Powerbomb (2020) | Directed by R. Zachary Shildwachter, B.J. Colangelo
USA | Colour | 79 Minutes
Written by Wes Allen, R. Zachary Shildwachter, B.J. Colangelo | Starring Matt Capiccioni, Roni Jonah, Britt Baker
Powerbomb has an interesting premise. A superfan kidnaps his favourite wrestler who he thinks isn’t realising his potential. But there isn’t much wrestling in the film.
The first five minutes of the film are mostly showing the main character, Matt Cross (Matt Capiccioni), in action and his athletic ability; including performing a Lethal Injection (handspring stunner) and Shooting Star Press (mid-air backflip) which demonstrates that he should be performing in big venues. The independent (small promotion) setting is something most wrestling fans will understand and that is the main problem (or perhaps the aim of the film) – it’s for wrestling fans only. The wrestling language used throughout the film, despite attempts to explain or simplify it – such as when asks Matt’s wife asks her son if he knows what Face (good guy) and Heel (bad guy) – means Powerbomb will either alienate people or help the film develop a cult following.
One way this film partially transcends the ‘wrestling-only’ fanbase is through relatable characters that apply to different industries (like music), and are well-acted. Solomon (Aaron Sechrist), the agent, is as sleazy as they come; making dodgy deals, blanking people, and through his arrogant body language. Solomon is keeping Matt in the independent circuit because a larger promotion would require contracts, making it harder for the agent to take a bigger cut of the wrestler’s money. But more importantly, he’s also doing it to punish Matt for his wife dropping out of the wrestling business.
My favourite character in Powerbomb is superfan Paul (Wes Allen), who reminds me of a cross between The Hangover’s Zach Galifianakis and wrestler Bray Wyatt. He’s unhinged, pathetic, but caring! I love the scene with him and his puppet discussing his failings in life, but he doesn’t let it bring him down as he has his wrestling passion. However, my biggest gripe with this film is how Paul subsequently kidnaps Matt to ‘help’ him grow as a wrestler, by trying to convince him to leave his family, and leave the indie circuit. Now, Paul is crazy, and maybe deep down does regret his own life choices – also, this is a micro-budget film – however, all Paul and Matt do is talk! Paul will then leave Matt alone for a while before returning to discuss something else, like how Matt’s family is dragging him down.
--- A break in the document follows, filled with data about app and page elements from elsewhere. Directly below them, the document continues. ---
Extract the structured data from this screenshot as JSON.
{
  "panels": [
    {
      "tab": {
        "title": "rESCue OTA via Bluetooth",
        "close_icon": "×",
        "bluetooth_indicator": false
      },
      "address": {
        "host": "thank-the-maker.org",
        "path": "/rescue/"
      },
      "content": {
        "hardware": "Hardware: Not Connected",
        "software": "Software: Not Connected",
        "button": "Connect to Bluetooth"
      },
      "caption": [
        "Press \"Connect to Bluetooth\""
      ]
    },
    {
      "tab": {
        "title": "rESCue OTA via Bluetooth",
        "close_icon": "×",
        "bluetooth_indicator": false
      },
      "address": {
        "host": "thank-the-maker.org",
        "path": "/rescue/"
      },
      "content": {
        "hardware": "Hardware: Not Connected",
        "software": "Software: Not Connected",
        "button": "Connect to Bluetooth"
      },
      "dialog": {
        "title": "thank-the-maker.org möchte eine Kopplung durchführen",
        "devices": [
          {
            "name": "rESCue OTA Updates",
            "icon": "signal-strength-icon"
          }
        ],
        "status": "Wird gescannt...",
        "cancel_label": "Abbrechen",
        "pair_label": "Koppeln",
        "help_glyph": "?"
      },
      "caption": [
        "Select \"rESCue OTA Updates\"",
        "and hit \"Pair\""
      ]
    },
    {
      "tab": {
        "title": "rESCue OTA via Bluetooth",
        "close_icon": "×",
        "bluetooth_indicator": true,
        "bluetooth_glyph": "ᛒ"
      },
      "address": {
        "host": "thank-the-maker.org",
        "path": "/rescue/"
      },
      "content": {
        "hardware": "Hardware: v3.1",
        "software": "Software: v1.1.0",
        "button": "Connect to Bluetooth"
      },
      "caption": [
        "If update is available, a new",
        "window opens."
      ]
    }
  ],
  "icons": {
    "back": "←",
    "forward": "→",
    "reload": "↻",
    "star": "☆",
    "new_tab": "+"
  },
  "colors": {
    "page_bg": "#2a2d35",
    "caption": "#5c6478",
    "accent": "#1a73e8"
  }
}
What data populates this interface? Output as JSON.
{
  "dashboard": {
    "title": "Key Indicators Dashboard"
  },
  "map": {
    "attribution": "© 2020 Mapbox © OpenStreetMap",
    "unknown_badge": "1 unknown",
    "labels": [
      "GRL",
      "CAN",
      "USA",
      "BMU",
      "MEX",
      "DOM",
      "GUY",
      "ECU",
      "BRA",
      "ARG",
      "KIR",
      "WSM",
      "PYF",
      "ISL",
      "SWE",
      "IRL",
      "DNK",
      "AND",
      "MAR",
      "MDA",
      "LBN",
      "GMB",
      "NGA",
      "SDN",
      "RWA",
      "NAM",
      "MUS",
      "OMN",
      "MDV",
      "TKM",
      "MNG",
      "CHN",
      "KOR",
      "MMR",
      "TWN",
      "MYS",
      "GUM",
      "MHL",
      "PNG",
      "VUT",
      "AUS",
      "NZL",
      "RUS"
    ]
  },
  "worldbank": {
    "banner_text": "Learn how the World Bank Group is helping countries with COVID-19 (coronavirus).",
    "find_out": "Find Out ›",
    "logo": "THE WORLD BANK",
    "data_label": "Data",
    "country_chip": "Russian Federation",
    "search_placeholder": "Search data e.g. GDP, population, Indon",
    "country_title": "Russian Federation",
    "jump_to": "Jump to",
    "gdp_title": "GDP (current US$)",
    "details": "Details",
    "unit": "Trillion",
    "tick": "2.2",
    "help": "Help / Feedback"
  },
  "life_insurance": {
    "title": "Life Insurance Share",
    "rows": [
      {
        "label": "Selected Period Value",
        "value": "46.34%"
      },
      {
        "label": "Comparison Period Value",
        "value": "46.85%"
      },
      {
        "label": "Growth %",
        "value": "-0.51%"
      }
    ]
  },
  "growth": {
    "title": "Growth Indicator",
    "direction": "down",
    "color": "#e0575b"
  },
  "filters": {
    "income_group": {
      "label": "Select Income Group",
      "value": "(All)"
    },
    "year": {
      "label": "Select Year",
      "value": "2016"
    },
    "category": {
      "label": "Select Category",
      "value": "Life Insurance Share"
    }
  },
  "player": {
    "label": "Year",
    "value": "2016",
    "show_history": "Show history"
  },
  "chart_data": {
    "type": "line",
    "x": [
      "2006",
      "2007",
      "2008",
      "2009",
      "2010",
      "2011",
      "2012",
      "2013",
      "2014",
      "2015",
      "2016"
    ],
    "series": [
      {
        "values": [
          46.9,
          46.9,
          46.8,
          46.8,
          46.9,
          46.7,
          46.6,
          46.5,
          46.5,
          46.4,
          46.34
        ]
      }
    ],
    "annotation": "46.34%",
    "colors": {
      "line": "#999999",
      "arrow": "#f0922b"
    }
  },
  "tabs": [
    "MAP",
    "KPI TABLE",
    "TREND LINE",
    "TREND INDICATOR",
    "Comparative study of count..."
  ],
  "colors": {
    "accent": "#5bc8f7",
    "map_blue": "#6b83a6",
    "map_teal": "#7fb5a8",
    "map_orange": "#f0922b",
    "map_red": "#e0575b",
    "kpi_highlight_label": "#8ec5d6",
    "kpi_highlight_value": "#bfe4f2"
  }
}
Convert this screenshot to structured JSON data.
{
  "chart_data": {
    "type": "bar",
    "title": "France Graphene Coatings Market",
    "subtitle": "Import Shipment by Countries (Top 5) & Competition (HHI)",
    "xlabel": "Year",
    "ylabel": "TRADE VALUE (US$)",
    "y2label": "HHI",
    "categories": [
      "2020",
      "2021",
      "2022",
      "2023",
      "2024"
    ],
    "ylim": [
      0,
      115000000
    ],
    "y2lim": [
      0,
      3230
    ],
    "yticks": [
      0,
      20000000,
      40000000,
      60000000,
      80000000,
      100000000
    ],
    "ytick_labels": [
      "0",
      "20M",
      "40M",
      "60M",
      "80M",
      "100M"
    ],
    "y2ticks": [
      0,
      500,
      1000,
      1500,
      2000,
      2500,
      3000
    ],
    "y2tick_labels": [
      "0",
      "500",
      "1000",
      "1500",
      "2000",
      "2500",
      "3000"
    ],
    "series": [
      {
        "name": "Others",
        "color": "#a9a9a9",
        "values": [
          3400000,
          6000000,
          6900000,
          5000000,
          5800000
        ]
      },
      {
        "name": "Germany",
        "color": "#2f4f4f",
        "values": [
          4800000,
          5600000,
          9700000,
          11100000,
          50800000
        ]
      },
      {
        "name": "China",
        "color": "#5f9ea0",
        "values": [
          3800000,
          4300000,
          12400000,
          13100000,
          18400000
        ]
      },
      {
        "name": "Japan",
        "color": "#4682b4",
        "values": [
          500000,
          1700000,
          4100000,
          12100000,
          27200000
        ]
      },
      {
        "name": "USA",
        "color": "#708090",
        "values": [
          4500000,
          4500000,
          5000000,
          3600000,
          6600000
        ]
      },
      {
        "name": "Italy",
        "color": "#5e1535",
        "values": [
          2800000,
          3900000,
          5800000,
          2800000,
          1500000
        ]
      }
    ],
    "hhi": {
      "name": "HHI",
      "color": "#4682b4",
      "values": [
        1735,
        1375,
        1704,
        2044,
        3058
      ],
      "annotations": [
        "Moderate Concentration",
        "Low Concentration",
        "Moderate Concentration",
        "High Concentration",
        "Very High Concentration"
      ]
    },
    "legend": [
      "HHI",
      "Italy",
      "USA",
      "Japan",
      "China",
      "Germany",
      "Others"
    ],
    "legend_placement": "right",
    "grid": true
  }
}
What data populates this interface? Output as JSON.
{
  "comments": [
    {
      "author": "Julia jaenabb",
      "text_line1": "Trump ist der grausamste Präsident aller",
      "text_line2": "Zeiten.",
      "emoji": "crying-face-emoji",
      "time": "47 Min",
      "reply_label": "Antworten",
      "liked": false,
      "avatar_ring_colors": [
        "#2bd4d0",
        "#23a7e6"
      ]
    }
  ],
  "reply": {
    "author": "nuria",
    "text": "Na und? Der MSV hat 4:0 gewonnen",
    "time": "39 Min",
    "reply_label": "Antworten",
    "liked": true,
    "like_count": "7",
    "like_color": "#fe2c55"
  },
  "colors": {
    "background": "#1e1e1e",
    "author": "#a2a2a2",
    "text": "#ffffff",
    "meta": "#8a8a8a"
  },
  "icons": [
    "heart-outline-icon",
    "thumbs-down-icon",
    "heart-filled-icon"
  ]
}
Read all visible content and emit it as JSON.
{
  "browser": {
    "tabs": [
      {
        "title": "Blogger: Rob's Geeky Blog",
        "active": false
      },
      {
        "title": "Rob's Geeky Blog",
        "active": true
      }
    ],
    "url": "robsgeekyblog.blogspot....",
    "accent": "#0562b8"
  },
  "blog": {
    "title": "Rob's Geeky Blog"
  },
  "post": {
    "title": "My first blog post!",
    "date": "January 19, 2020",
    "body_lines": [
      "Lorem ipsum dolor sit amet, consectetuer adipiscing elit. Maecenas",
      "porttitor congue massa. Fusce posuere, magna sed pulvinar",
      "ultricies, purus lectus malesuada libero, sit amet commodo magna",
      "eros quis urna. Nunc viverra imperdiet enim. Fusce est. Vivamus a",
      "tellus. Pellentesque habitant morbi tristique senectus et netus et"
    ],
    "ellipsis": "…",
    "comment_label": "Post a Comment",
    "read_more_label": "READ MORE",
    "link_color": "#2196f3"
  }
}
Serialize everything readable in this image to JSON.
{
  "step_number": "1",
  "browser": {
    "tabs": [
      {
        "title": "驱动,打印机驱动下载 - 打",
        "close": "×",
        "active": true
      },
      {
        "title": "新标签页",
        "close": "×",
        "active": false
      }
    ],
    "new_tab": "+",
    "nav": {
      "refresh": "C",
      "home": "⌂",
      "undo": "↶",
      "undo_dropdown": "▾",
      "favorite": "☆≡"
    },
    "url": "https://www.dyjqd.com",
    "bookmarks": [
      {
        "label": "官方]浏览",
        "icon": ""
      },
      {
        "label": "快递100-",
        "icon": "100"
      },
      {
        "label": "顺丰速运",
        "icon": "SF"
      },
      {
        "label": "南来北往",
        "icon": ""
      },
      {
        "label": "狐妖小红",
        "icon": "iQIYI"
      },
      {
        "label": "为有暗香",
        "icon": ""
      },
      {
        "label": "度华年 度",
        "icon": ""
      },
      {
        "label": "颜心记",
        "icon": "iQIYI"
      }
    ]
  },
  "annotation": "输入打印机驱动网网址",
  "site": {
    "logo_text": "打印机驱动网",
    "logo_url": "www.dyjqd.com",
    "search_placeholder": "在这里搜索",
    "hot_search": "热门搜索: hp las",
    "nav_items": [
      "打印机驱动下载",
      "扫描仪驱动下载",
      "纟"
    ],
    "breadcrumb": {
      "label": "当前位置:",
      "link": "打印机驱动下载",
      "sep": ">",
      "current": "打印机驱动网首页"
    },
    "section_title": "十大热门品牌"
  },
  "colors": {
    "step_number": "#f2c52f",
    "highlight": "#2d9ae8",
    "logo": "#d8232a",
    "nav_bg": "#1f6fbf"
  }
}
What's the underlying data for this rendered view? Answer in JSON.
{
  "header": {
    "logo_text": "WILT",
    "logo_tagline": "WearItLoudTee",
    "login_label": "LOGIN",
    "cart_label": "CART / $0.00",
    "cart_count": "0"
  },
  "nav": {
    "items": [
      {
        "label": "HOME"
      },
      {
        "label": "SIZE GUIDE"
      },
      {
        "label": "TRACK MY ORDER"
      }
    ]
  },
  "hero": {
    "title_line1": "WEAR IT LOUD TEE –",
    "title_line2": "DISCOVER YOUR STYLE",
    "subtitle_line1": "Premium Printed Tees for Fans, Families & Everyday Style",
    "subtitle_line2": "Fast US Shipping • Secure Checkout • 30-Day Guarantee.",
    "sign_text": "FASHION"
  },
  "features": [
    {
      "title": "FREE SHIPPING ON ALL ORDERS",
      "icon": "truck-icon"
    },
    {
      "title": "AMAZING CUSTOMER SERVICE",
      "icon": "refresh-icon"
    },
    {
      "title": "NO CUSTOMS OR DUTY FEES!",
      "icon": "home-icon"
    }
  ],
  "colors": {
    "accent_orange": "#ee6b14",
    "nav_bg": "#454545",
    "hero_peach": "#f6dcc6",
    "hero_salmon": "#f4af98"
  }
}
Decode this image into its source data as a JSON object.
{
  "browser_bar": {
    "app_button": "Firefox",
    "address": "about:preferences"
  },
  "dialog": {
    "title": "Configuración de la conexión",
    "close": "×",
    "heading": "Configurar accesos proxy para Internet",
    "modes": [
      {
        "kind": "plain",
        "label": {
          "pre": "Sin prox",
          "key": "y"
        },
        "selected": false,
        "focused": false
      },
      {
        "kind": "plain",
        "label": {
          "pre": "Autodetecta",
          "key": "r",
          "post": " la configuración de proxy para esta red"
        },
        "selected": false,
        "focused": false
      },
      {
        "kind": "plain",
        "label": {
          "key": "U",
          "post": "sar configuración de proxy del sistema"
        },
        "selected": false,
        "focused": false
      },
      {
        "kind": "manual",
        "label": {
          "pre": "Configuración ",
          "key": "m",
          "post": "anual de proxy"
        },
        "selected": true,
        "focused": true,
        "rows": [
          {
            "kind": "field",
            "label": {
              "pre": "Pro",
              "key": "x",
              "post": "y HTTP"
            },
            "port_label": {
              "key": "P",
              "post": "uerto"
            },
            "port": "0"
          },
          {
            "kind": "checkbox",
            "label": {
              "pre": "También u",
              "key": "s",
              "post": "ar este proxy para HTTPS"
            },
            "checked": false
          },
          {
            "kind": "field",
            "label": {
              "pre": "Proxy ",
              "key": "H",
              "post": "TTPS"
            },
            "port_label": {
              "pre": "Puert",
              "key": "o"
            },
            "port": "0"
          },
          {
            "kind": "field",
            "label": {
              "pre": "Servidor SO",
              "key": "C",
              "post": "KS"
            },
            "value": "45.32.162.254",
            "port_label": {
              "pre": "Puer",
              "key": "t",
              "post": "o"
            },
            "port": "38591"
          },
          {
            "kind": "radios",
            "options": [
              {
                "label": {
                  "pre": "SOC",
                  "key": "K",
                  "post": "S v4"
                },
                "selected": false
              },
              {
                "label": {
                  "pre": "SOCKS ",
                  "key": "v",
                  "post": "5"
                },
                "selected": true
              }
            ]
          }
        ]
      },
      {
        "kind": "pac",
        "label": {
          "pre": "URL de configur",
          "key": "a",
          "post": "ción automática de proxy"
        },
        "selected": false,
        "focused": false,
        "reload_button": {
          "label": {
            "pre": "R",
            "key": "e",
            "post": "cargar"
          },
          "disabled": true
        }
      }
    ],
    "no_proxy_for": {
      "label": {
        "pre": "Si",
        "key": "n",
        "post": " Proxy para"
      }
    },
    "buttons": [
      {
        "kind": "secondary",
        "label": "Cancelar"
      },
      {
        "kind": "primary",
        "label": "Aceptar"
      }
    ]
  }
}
A few examples that would have made these scenes more entertaining: 1. Paul shows Matt contract info from a major promotion, some stats about failed wrestlers, and a biography of a wrestler who disowned his family then made it big! 2. Paul plants some evidence that would cause Matt to split from his family and agent. 3. Paul tortures Matt (nothing too serious as he still needs to wrestle) so he associates his family with holding him back.
With that being said, there is one scene (besides the finale) I really enjoyed, where Matt talks about his family history. Also, intersected are scenes with Matt’s family which, again, are dialogue-heavy. I feel this is because of the budget and perhaps flashbacks would have been better suited, or if these scenes were more charged as they distract from the scenes at Paul’s house. However, just like in the big-budget film The Wrestler, the filmmakers were able to get across just how difficult independent wrestling is for a family, with crap wages, lots of travel, injuries, etc.
Overall, despite the budget, Powerbomb is a good film for wrestling fans, with a brilliant performance from Wes Allen as superfan Paul. However, it is too dialogue-heavy with wrestling terminology to appeal to those uninterested in professional wrestling.